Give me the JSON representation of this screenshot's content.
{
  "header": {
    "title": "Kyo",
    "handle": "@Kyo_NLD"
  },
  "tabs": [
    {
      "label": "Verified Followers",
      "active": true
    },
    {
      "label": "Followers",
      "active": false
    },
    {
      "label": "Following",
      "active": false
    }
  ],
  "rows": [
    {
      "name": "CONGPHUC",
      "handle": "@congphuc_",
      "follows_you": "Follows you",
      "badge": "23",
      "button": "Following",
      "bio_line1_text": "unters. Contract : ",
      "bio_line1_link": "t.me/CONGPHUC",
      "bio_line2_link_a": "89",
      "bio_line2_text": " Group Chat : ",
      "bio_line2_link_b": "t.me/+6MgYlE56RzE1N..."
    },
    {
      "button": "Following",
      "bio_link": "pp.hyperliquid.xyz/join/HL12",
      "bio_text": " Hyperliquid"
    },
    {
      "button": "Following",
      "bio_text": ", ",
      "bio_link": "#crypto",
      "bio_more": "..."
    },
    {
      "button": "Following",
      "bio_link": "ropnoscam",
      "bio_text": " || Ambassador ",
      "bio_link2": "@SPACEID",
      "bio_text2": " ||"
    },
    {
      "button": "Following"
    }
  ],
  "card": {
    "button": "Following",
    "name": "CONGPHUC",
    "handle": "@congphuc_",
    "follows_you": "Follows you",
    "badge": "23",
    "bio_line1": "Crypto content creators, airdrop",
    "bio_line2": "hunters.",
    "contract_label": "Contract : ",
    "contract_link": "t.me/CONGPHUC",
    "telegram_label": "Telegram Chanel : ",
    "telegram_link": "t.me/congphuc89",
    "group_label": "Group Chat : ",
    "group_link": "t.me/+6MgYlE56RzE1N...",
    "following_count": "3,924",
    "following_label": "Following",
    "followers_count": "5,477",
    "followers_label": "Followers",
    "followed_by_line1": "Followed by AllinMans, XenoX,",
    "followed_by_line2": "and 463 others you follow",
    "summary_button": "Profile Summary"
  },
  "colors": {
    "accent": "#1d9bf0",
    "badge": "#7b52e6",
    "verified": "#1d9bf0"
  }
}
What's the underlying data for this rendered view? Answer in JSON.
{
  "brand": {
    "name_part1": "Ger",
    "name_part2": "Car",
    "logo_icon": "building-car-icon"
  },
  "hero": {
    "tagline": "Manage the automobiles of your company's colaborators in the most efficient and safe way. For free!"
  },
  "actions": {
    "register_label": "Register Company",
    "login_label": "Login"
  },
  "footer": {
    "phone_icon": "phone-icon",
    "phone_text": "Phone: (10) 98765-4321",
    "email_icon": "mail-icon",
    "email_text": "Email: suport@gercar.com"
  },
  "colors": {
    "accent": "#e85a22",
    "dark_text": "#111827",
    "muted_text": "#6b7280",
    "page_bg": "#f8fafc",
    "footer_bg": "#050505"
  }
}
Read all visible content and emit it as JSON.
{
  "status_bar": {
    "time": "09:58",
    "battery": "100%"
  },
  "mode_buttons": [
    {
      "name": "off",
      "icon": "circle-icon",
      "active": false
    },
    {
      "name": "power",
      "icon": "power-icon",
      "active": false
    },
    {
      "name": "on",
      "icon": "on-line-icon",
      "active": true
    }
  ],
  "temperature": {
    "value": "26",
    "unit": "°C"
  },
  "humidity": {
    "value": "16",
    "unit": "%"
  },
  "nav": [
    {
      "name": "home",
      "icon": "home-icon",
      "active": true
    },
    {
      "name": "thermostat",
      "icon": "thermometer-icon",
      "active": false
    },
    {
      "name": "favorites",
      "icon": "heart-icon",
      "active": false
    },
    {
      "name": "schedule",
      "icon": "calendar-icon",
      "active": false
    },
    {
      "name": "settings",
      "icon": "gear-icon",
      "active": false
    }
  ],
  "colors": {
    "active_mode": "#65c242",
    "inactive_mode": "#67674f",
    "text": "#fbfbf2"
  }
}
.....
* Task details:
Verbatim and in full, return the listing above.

* Task output:
Give me the JSON representation of this screenshot's content.
{
  "header": {
    "title": "Kyo",
    "handle": "@Kyo_NLD"
  },
  "tabs": [
    {
      "label": "Verified Followers",
      "active": true
    },
    {
      "label": "Followers",
      "active": false
    },
    {
      "label": "Following",
      "active": false
    }
  ],
  "rows": [
    {
      "name": "CONGPHUC",
      "handle": "@congphuc_",
      "follows_you": "Follows you",
      "badge": "23",
      "button": "Following",
      "bio_line1_text": "unters. Contract : ",
      "bio_line1_link": "t.me/CONGPHUC",
      "bio_line2_link_a": "89",
      "bio_line2_text": " Group Chat : ",
      "bio_line2_link_b": "t.me/+6MgYlE56RzE1N..."
    },
    {
      "button": "Following",
      "bio_link": "pp.hyperliquid.xyz/join/HL12",
      "bio_text": " Hyperliquid"
    },
    {
      "button": "Following",
      "bio_text": ", ",
      "bio_link": "#crypto",
      "bio_more": "..."
    },
    {
      "button": "Following",
      "bio_link": "ropnoscam",
      "bio_text": " || Ambassador ",
      "bio_link2": "@SPACEID",
      "bio_text2": " ||"
    },
    {
      "button": "Following"
    }
  ],
  "card": {
    "button": "Following",
    "name": "CONGPHUC",
    "handle": "@congphuc_",
    "follows_you": "Follows you",
    "badge": "23",
    "bio_line1": "Crypto content creators, airdrop",
    "bio_line2": "hunters.",
    "contract_label": "Contract : ",
    "contract_link": "t.me/CONGPHUC",
    "telegram_label": "Telegram Chanel : ",
    "telegram_link": "t.me/congphuc89",
    "group_label": "Group Chat : ",
    "group_link": "t.me/+6MgYlE56RzE1N...",
    "following_count": "3,924",
    "following_label": "Following",
    "followers_count": "5,477",
    "followers_label": "Followers",
    "followed_by_line1": "Followed by AllinMans, XenoX,",
    "followed_by_line2": "and 463 others you follow",
    "summary_button": "Profile Summary"
  },
  "colors": {
    "accent": "#1d9bf0",
    "badge": "#7b52e6",
    "verified": "#1d9bf0"
  }
}
What's the underlying data for this rendered view? Answer in JSON.
{
  "brand": {
    "name_part1": "Ger",
    "name_part2": "Car",
    "logo_icon": "building-car-icon"
  },
  "hero": {
    "tagline": "Manage the automobiles of your company's colaborators in the most efficient and safe way. For free!"
  },
  "actions": {
    "register_label": "Register Company",
    "login_label": "Login"
  },
  "footer": {
    "phone_icon": "phone-icon",
    "phone_text": "Phone: (10) 98765-4321",
    "email_icon": "mail-icon",
    "email_text": "Email: suport@gercar.com"
  },
  "colors": {
    "accent": "#e85a22",
    "dark_text": "#111827",
    "muted_text": "#6b7280",
    "page_bg": "#f8fafc",
    "footer_bg": "#050505"
  }
}
Read all visible content and emit it as JSON.
{
  "status_bar": {
    "time": "09:58",
    "battery": "100%"
  },
  "mode_buttons": [
    {
      "name": "off",
      "icon": "circle-icon",
      "active": false
    },
    {
      "name": "power",
      "icon": "power-icon",
      "active": false
    },
    {
      "name": "on",
      "icon": "on-line-icon",
      "active": true
    }
  ],
  "temperature": {
    "value": "26",
    "unit": "°C"
  },
  "humidity": {
    "value": "16",
    "unit": "%"
  },
  "nav": [
    {
      "name": "home",
      "icon": "home-icon",
      "active": true
    },
    {
      "name": "thermostat",
      "icon": "thermometer-icon",
      "active": false
    },
    {
      "name": "favorites",
      "icon": "heart-icon",
      "active": false
    },
    {
      "name": "schedule",
      "icon": "calendar-icon",
      "active": false
    },
    {
      "name": "settings",
      "icon": "gear-icon",
      "active": false
    }
  ],
  "colors": {
    "active_mode": "#65c242",
    "inactive_mode": "#67674f",
    "text": "#fbfbf2"
  }
}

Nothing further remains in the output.